┌─ Task inputs

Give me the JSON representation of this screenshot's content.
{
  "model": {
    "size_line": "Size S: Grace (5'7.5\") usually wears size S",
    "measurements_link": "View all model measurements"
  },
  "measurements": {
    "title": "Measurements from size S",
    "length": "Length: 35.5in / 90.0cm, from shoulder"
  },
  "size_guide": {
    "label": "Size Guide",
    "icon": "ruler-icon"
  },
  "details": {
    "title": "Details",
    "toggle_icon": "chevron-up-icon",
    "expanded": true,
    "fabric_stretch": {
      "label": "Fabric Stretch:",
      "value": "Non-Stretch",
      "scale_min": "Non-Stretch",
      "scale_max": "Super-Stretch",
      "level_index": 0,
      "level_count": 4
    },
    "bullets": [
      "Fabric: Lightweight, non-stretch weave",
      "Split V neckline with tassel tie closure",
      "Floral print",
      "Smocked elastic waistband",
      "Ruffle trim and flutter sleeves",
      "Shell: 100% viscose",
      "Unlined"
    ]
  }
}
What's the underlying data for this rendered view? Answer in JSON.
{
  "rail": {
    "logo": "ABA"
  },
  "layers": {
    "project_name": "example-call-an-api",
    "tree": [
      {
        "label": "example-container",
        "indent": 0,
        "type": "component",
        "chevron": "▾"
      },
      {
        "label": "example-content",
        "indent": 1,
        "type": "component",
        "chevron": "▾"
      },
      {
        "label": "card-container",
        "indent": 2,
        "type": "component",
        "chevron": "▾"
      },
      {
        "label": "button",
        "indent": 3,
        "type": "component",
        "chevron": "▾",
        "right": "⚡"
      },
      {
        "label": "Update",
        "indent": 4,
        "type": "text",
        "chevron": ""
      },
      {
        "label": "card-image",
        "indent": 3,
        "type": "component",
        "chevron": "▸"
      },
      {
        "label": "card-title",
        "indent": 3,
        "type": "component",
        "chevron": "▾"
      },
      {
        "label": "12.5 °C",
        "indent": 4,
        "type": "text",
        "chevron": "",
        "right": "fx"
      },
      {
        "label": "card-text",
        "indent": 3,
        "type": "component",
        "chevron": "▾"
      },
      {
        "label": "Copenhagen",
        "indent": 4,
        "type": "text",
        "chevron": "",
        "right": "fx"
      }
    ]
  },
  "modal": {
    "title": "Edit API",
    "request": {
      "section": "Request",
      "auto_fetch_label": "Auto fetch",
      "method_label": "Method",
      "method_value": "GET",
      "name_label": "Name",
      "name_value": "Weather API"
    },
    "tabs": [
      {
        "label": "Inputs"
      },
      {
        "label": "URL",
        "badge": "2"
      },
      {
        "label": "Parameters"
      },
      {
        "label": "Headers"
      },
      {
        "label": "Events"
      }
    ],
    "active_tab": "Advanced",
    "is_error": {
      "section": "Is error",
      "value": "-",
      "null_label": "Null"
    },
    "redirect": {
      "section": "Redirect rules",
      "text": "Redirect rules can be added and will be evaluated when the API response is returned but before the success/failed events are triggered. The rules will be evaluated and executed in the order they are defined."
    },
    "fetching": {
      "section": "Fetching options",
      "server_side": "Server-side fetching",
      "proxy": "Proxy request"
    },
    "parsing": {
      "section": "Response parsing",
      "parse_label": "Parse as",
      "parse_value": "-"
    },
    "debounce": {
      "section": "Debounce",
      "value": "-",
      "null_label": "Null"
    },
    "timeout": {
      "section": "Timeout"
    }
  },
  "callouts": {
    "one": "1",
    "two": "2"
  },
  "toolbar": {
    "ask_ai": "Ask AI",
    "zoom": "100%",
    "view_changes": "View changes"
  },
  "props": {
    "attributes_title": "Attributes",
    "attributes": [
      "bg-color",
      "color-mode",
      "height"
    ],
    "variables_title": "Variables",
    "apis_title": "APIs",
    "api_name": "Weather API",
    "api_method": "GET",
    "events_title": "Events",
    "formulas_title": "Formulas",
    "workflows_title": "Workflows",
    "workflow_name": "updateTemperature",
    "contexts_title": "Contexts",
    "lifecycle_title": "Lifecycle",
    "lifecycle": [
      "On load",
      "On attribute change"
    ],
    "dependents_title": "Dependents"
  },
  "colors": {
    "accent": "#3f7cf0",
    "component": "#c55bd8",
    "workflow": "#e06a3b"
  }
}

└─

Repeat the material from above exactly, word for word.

Give me the JSON representation of this screenshot's content.
{
  "model": {
    "size_line": "Size S: Grace (5'7.5\") usually wears size S",
    "measurements_link": "View all model measurements"
  },
  "measurements": {
    "title": "Measurements from size S",
    "length": "Length: 35.5in / 90.0cm, from shoulder"
  },
  "size_guide": {
    "label": "Size Guide",
    "icon": "ruler-icon"
  },
  "details": {
    "title": "Details",
    "toggle_icon": "chevron-up-icon",
    "expanded": true,
    "fabric_stretch": {
      "label": "Fabric Stretch:",
      "value": "Non-Stretch",
      "scale_min": "Non-Stretch",
      "scale_max": "Super-Stretch",
      "level_index": 0,
      "level_count": 4
    },
    "bullets": [
      "Fabric: Lightweight, non-stretch weave",
      "Split V neckline with tassel tie closure",
      "Floral print",
      "Smocked elastic waistband",
      "Ruffle trim and flutter sleeves",
      "Shell: 100% viscose",
      "Unlined"
    ]
  }
}
What's the underlying data for this rendered view? Answer in JSON.
{
  "rail": {
    "logo": "ABA"
  },
  "layers": {
    "project_name": "example-call-an-api",
    "tree": [
      {
        "label": "example-container",
        "indent": 0,
        "type": "component",
        "chevron": "▾"
      },
      {
        "label": "example-content",
        "indent": 1,
        "type": "component",
        "chevron": "▾"
      },
      {
        "label": "card-container",
        "indent": 2,
        "type": "component",
        "chevron": "▾"
      },
      {
        "label": "button",
        "indent": 3,
        "type": "component",
        "chevron": "▾",
        "right": "⚡"
      },
      {
        "label": "Update",
        "indent": 4,
        "type": "text",
        "chevron": ""
      },
      {
        "label": "card-image",
        "indent": 3,
        "type": "component",
        "chevron": "▸"
      },
      {
        "label": "card-title",
        "indent": 3,
        "type": "component",
        "chevron": "▾"
      },
      {
        "label": "12.5 °C",
        "indent": 4,
        "type": "text",
        "chevron": "",
        "right": "fx"
      },
      {
        "label": "card-text",
        "indent": 3,
        "type": "component",
        "chevron": "▾"
      },
      {
        "label": "Copenhagen",
        "indent": 4,
        "type": "text",
        "chevron": "",
        "right": "fx"
      }
    ]
  },
  "modal": {
    "title": "Edit API",
    "request": {
      "section": "Request",
      "auto_fetch_label": "Auto fetch",
      "method_label": "Method",
      "method_value": "GET",
      "name_label": "Name",
      "name_value": "Weather API"
    },
    "tabs": [
      {
        "label": "Inputs"
      },
      {
        "label": "URL",
        "badge": "2"
      },
      {
        "label": "Parameters"
      },
      {
        "label": "Headers"
      },
      {
        "label": "Events"
      }
    ],
    "active_tab": "Advanced",
    "is_error": {
      "section": "Is error",
      "value": "-",
      "null_label": "Null"
    },
    "redirect": {
      "section": "Redirect rules",
      "text": "Redirect rules can be added and will be evaluated when the API response is returned but before the success/failed events are triggered. The rules will be evaluated and executed in the order they are defined."
    },
    "fetching": {
      "section": "Fetching options",
      "server_side": "Server-side fetching",
      "proxy": "Proxy request"
    },
    "parsing": {
      "section": "Response parsing",
      "parse_label": "Parse as",
      "parse_value": "-"
    },
    "debounce": {
      "section": "Debounce",
      "value": "-",
      "null_label": "Null"
    },
    "timeout": {
      "section": "Timeout"
    }
  },
  "callouts": {
    "one": "1",
    "two": "2"
  },
  "toolbar": {
    "ask_ai": "Ask AI",
    "zoom": "100%",
    "view_changes": "View changes"
  },
  "props": {
    "attributes_title": "Attributes",
    "attributes": [
      "bg-color",
      "color-mode",
      "height"
    ],
    "variables_title": "Variables",
    "apis_title": "APIs",
    "api_name": "Weather API",
    "api_method": "GET",
    "events_title": "Events",
    "formulas_title": "Formulas",
    "workflows_title": "Workflows",
    "workflow_name": "updateTemperature",
    "contexts_title": "Contexts",
    "lifecycle_title": "Lifecycle",
    "lifecycle": [
      "On load",
      "On attribute change"
    ],
    "dependents_title": "Dependents"
  },
  "colors": {
    "accent": "#3f7cf0",
    "component": "#c55bd8",
    "workflow": "#e06a3b"
  }
}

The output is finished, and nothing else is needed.